The most well known change in H5N1 is the additional basic amino acids at the HA cleavage site. All H5N1 HPAI wild bird sequences from Asia have the characteristic RRRKKR sequence The multi-basic amino acids at this site are diagnostic for HPAI and are routinely used in diagnostic labs. If none of the H5 mixtures have this sequence, then that result should be noted. If any do have the sequence, then the isolate will almost certainly be H5N1 since that sequences has never been reported in any flu sero-type other than HPAI H5N1.
Similarly, the N1 in HPAI H5N1 has a 20 amino acid deletion. This deletion is found in all recent Asian H5N1's including all reported sequences from wild birds. Thus, an insert representing this region would have a unique size. Identity with N1 from HPAI H5N1 could be verified by sequencing of the insert. Again, because of the unique size, cloning is not required.
The same can be said for the NS gene, which has a 5 amino acid deletion and would also create a novel sized insert that could also be verified by sequencing.
Sequencing of a portion of yet another gene, PB2, could also answer questions about the H5 in Canada. So far all HPAI H5N1 from wild birds have the E627K polymorphism. This polymorphism has never been isolated in an H5 from a bird prior to the sequencing of the Qinghai Lake isolates. Since then, the only bird isolates with that polymorphism have been closely related isolates from Novosibirsk.

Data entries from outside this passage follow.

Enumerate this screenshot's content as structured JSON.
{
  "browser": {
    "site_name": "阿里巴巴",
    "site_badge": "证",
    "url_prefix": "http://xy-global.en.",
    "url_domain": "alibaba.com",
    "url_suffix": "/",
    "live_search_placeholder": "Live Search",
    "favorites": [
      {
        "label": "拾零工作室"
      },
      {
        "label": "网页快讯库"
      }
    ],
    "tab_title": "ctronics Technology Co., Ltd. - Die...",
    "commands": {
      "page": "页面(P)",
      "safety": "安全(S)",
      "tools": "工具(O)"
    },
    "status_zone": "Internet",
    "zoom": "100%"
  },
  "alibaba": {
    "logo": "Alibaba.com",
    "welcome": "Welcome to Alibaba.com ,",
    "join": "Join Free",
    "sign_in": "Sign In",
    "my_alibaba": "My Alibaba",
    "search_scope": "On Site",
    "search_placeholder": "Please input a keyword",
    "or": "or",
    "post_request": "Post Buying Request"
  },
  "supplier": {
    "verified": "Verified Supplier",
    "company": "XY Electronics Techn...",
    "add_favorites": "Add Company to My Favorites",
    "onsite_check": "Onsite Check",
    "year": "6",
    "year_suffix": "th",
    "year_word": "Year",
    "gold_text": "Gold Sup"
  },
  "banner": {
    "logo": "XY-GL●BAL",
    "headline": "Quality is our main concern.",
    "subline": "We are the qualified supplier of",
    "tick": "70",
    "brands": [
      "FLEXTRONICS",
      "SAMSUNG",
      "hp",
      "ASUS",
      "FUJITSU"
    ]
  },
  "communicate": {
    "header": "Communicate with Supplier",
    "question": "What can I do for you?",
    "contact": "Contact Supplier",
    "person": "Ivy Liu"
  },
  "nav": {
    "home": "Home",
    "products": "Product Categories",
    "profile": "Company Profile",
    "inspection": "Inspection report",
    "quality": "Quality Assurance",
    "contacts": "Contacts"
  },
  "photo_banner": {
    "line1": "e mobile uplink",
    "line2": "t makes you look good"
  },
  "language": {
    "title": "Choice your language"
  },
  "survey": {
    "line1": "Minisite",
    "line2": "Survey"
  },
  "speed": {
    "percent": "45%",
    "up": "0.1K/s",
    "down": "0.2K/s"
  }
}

Winnipeg has had the H5 isolates for at least two weeks now and it is time for straight answers to simple questions regarding H5N1 wild bird flu in Canada.